What the exercise asks → Please retype the listing below without a single change.

[[ Exercise inputs, beginning ]]

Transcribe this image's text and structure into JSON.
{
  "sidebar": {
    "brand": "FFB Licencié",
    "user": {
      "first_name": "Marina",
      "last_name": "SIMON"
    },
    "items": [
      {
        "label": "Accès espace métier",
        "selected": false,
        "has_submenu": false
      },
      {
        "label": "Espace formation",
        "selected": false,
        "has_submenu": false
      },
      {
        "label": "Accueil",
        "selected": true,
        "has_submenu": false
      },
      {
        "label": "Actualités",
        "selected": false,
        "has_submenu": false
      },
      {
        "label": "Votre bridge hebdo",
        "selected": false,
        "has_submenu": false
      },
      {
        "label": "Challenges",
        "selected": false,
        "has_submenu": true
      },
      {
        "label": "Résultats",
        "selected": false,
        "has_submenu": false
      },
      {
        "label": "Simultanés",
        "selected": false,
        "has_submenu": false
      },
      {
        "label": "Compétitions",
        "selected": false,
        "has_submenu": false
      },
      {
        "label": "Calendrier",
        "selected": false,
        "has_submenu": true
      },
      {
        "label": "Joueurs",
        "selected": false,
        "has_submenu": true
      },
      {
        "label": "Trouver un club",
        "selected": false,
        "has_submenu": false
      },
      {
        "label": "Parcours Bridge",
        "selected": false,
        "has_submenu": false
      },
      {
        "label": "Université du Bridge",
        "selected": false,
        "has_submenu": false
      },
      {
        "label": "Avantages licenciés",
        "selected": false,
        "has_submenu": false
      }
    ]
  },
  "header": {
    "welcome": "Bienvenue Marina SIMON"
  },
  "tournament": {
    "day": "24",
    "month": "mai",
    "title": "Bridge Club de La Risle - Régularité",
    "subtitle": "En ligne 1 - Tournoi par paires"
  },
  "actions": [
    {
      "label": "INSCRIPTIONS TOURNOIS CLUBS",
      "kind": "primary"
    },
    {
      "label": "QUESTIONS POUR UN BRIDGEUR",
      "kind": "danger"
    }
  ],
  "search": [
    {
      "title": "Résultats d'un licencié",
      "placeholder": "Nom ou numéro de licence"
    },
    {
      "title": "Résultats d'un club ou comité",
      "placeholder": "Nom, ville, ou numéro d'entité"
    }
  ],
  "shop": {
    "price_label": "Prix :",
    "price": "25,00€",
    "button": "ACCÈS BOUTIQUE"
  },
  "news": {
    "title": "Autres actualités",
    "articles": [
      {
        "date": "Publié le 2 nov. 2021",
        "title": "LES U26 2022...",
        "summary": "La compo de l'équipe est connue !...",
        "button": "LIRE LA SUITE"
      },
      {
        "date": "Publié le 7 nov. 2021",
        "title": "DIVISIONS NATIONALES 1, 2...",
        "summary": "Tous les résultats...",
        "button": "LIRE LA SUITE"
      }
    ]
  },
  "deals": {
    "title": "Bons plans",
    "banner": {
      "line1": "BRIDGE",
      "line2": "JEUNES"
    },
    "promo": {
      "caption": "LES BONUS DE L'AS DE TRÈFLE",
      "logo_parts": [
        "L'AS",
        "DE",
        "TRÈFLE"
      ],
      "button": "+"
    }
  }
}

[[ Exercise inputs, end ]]

Response to this exercise →
Transcribe this image's text and structure into JSON.
{
  "sidebar": {
    "brand": "FFB Licencié",
    "user": {
      "first_name": "Marina",
      "last_name": "SIMON"
    },
    "items": [
      {
        "label": "Accès espace métier",
        "selected": false,
        "has_submenu": false
      },
      {
        "label": "Espace formation",
        "selected": false,
        "has_submenu": false
      },
      {
        "label": "Accueil",
        "selected": true,
        "has_submenu": false
      },
      {
        "label": "Actualités",
        "selected": false,
        "has_submenu": false
      },
      {
        "label": "Votre bridge hebdo",
        "selected": false,
        "has_submenu": false
      },
      {
        "label": "Challenges",
        "selected": false,
        "has_submenu": true
      },
      {
        "label": "Résultats",
        "selected": false,
        "has_submenu": false
      },
      {
        "label": "Simultanés",
        "selected": false,
        "has_submenu": false
      },
      {
        "label": "Compétitions",
        "selected": false,
        "has_submenu": false
      },
      {
        "label": "Calendrier",
        "selected": false,
        "has_submenu": true
      },
      {
        "label": "Joueurs",
        "selected": false,
        "has_submenu": true
      },
      {
        "label": "Trouver un club",
        "selected": false,
        "has_submenu": false
      },
      {
        "label": "Parcours Bridge",
        "selected": false,
        "has_submenu": false
      },
      {
        "label": "Université du Bridge",
        "selected": false,
        "has_submenu": false
      },
      {
        "label": "Avantages licenciés",
        "selected": false,
        "has_submenu": false
      }
    ]
  },
  "header": {
    "welcome": "Bienvenue Marina SIMON"
  },
  "tournament": {
    "day": "24",
    "month": "mai",
    "title": "Bridge Club de La Risle - Régularité",
    "subtitle": "En ligne 1 - Tournoi par paires"
  },
  "actions": [
    {
      "label": "INSCRIPTIONS TOURNOIS CLUBS",
      "kind": "primary"
    },
    {
      "label": "QUESTIONS POUR UN BRIDGEUR",
      "kind": "danger"
    }
  ],
  "search": [
    {
      "title": "Résultats d'un licencié",
      "placeholder": "Nom ou numéro de licence"
    },
    {
      "title": "Résultats d'un club ou comité",
      "placeholder": "Nom, ville, ou numéro d'entité"
    }
  ],
  "shop": {
    "price_label": "Prix :",
    "price": "25,00€",
    "button": "ACCÈS BOUTIQUE"
  },
  "news": {
    "title": "Autres actualités",
    "articles": [
      {
        "date": "Publié le 2 nov. 2021",
        "title": "LES U26 2022...",
        "summary": "La compo de l'équipe est connue !...",
        "button": "LIRE LA SUITE"
      },
      {
        "date": "Publié le 7 nov. 2021",
        "title": "DIVISIONS NATIONALES 1, 2...",
        "summary": "Tous les résultats...",
        "button": "LIRE LA SUITE"
      }
    ]
  },
  "deals": {
    "title": "Bons plans",
    "banner": {
      "line1": "BRIDGE",
      "line2": "JEUNES"
    },
    "promo": {
      "caption": "LES BONUS DE L'AS DE TRÈFLE",
      "logo_parts": [
        "L'AS",
        "DE",
        "TRÈFLE"
      ],
      "button": "+"
    }
  }
}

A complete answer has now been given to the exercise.